## Task data

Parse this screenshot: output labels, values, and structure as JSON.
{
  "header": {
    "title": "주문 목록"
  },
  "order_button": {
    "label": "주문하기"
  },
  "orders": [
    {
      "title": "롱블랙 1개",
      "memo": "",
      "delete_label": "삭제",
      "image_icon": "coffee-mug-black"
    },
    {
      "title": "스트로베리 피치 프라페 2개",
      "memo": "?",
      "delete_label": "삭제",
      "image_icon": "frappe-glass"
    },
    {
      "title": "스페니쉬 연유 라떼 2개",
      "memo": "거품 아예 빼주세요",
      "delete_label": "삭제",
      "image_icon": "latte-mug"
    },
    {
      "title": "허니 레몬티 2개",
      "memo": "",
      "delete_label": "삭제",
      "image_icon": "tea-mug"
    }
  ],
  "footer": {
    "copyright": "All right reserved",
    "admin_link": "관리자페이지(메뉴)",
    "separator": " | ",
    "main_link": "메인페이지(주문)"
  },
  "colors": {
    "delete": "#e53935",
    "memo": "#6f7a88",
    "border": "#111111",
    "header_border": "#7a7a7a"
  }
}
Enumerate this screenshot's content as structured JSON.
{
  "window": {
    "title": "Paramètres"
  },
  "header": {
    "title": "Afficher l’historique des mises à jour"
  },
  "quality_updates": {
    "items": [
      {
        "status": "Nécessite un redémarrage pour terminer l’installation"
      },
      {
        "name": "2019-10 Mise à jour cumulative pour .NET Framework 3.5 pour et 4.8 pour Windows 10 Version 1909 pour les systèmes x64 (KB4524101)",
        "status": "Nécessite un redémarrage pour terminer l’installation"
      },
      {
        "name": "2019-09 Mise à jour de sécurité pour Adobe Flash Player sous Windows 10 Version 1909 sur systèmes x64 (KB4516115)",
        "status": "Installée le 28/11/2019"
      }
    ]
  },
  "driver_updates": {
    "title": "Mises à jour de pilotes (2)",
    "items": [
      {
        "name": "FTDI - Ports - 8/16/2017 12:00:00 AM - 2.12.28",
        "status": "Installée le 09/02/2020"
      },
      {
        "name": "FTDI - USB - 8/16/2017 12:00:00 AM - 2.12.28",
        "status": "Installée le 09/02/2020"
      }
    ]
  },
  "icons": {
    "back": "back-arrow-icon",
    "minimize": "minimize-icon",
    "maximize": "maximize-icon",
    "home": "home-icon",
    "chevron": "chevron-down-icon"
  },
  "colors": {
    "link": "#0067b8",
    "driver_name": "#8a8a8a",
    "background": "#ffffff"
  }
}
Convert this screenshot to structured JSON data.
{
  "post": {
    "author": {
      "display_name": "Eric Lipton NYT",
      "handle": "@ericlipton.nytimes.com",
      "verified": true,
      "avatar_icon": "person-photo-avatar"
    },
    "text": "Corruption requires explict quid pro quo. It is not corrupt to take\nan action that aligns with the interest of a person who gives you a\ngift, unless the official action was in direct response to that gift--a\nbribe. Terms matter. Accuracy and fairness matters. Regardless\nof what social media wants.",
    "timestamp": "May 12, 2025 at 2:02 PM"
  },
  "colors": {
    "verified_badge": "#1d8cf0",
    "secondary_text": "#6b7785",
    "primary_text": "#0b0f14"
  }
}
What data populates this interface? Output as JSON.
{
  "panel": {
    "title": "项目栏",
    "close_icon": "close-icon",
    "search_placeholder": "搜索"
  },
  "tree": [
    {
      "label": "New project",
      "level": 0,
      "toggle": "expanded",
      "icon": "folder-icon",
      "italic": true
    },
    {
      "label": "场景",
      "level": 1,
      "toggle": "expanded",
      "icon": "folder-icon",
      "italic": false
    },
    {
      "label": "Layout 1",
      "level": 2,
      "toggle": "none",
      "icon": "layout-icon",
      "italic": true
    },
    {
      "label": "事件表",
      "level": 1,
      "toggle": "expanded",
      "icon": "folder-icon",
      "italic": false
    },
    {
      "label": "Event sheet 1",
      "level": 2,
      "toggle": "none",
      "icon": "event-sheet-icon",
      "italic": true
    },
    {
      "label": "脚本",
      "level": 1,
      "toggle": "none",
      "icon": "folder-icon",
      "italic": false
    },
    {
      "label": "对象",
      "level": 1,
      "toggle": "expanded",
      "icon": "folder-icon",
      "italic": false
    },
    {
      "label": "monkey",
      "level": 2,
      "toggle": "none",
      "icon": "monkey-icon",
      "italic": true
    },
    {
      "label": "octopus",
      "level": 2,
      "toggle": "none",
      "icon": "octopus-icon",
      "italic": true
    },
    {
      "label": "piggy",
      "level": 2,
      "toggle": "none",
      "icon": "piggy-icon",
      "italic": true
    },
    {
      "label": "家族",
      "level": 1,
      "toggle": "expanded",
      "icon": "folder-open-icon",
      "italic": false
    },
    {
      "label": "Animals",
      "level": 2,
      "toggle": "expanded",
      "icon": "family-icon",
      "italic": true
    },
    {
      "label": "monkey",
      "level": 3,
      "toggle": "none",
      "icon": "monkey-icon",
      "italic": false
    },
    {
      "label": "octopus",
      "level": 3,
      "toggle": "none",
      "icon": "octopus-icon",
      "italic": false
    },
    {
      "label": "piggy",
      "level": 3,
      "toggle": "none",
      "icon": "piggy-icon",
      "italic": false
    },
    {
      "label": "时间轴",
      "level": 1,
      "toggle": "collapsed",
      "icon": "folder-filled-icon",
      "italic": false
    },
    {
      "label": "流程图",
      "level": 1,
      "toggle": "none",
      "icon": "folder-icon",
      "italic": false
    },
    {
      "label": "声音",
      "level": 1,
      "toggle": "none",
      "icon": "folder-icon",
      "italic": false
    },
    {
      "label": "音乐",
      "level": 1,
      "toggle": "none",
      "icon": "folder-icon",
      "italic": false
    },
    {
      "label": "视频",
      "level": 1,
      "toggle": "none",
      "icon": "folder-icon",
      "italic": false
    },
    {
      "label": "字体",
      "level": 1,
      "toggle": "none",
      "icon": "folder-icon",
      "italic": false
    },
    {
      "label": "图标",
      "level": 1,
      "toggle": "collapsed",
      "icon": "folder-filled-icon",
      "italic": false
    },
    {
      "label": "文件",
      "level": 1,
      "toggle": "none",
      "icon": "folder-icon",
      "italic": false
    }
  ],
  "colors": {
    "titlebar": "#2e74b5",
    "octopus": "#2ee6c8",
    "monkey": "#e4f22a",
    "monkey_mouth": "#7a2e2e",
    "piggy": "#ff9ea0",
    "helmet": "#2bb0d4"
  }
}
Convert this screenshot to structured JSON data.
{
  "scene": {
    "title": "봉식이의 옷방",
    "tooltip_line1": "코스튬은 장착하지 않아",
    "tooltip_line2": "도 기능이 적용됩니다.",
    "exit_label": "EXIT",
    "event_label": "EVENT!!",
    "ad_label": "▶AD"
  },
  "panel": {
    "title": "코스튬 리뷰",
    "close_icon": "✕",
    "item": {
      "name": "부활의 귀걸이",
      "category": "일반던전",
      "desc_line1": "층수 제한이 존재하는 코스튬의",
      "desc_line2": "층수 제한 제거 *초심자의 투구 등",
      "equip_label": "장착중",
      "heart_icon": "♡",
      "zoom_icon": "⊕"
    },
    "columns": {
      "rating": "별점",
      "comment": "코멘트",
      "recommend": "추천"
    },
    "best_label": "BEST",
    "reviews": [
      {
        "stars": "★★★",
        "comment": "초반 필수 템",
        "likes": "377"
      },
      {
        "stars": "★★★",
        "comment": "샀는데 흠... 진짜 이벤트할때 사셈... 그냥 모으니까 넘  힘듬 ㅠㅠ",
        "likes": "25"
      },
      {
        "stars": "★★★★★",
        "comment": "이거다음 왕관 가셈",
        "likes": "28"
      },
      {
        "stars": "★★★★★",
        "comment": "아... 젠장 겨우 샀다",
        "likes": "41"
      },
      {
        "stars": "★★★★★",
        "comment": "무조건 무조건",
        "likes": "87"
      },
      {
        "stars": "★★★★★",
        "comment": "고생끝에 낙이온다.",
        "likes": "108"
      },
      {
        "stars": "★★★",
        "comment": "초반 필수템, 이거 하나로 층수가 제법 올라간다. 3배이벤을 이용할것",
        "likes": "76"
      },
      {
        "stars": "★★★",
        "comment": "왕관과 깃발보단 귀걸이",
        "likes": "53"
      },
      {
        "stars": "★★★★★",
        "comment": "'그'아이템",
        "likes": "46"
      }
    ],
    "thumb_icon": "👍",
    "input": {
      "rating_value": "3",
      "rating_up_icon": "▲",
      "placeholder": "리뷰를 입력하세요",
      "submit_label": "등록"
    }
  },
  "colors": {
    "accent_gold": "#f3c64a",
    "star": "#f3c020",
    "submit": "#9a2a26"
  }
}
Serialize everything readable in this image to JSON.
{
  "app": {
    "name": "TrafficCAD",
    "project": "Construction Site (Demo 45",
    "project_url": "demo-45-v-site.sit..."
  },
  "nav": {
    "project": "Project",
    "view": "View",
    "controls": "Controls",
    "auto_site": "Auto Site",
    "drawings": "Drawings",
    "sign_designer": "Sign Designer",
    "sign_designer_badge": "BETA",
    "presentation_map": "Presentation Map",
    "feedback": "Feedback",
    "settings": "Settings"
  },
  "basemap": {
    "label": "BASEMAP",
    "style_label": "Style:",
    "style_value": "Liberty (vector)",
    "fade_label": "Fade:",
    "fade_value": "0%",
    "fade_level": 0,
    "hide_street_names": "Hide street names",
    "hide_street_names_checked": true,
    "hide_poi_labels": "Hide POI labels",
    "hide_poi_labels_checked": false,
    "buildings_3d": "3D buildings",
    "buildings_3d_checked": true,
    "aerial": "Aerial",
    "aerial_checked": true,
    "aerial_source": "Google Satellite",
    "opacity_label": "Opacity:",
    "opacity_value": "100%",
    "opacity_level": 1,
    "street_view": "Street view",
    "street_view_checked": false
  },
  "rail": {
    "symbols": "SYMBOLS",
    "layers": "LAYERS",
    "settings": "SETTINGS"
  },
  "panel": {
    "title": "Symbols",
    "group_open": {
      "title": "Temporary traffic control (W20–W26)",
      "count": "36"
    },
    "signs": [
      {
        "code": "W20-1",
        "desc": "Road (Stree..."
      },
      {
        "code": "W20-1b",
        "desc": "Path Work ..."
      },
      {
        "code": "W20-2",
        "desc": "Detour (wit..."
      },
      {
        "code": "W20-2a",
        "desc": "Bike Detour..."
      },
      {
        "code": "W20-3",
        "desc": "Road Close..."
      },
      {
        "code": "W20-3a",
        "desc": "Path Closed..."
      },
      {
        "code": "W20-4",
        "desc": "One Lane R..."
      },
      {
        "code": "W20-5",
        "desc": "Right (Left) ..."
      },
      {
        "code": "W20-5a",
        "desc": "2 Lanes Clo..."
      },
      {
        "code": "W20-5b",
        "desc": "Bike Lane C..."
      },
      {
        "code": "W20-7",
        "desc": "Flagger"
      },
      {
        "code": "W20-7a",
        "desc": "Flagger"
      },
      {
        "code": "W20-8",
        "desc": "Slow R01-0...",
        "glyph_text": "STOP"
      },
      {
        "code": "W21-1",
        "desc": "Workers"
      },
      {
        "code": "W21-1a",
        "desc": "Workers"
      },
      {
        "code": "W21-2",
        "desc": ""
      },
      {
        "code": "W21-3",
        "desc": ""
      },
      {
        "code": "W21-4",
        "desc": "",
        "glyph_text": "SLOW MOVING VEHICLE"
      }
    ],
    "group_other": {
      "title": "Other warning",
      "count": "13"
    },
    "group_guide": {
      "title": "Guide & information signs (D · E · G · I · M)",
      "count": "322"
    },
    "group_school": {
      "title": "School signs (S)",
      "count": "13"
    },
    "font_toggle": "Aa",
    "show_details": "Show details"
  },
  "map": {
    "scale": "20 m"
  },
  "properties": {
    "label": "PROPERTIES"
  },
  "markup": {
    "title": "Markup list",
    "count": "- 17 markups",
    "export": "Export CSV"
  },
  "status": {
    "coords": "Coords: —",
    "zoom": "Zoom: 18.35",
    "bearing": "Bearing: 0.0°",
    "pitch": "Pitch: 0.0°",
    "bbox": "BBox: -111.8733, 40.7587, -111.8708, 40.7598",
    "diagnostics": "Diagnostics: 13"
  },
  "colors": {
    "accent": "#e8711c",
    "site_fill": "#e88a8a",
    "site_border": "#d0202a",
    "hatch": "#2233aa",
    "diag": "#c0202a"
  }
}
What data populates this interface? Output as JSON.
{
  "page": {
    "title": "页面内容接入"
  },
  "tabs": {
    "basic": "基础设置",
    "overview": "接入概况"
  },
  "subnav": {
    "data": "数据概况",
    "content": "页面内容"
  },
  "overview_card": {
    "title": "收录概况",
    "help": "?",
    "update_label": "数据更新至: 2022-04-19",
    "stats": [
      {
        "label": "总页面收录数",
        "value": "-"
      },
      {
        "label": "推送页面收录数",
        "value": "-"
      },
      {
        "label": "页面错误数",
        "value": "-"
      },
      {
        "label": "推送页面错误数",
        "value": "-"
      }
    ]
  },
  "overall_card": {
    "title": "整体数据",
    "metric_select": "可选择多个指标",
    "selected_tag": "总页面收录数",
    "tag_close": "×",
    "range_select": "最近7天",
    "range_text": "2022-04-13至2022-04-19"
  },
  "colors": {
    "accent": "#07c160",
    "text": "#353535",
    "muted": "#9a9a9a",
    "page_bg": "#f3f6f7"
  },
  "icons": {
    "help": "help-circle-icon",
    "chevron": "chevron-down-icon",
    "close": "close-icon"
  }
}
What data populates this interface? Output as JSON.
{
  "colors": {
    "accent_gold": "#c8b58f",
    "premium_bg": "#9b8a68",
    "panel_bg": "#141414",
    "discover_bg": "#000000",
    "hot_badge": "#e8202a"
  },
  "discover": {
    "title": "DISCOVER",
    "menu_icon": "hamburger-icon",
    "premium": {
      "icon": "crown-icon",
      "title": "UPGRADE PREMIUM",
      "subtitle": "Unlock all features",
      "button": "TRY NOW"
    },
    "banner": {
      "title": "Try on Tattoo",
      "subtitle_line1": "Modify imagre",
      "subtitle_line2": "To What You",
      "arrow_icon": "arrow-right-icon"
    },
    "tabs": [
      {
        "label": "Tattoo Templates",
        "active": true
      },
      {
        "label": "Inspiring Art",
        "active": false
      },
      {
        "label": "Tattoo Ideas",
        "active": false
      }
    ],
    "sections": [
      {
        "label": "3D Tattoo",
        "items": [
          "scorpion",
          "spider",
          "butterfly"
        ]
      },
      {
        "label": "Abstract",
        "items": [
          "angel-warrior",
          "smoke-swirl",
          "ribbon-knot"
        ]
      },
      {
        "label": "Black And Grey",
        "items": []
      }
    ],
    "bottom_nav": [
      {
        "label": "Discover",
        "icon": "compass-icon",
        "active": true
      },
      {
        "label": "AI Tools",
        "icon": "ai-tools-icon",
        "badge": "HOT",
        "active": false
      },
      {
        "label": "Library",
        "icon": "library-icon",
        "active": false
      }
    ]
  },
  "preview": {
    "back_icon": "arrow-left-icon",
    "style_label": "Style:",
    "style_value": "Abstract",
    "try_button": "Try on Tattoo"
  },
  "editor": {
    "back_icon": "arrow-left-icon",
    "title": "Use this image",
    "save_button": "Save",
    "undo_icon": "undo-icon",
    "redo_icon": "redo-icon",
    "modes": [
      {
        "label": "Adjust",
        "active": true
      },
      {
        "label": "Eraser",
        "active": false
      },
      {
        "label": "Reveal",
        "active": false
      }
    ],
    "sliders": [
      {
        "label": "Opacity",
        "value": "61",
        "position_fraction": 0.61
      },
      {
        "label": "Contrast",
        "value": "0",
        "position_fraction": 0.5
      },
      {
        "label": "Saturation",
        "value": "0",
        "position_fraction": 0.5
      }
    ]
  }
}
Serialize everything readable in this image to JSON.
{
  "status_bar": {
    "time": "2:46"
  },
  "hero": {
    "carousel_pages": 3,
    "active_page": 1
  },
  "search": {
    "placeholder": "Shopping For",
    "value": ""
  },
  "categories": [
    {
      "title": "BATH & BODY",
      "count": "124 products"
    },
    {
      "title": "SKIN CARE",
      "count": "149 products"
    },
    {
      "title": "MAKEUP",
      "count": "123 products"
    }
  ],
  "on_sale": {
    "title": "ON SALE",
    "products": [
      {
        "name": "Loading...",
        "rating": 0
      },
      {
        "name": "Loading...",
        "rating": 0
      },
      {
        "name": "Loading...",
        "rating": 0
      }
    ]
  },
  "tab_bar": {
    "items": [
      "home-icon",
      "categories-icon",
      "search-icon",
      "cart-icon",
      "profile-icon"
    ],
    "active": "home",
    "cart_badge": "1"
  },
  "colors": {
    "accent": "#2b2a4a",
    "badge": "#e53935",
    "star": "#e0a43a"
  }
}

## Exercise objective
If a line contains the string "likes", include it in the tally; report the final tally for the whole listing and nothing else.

## Answer to this exercise
9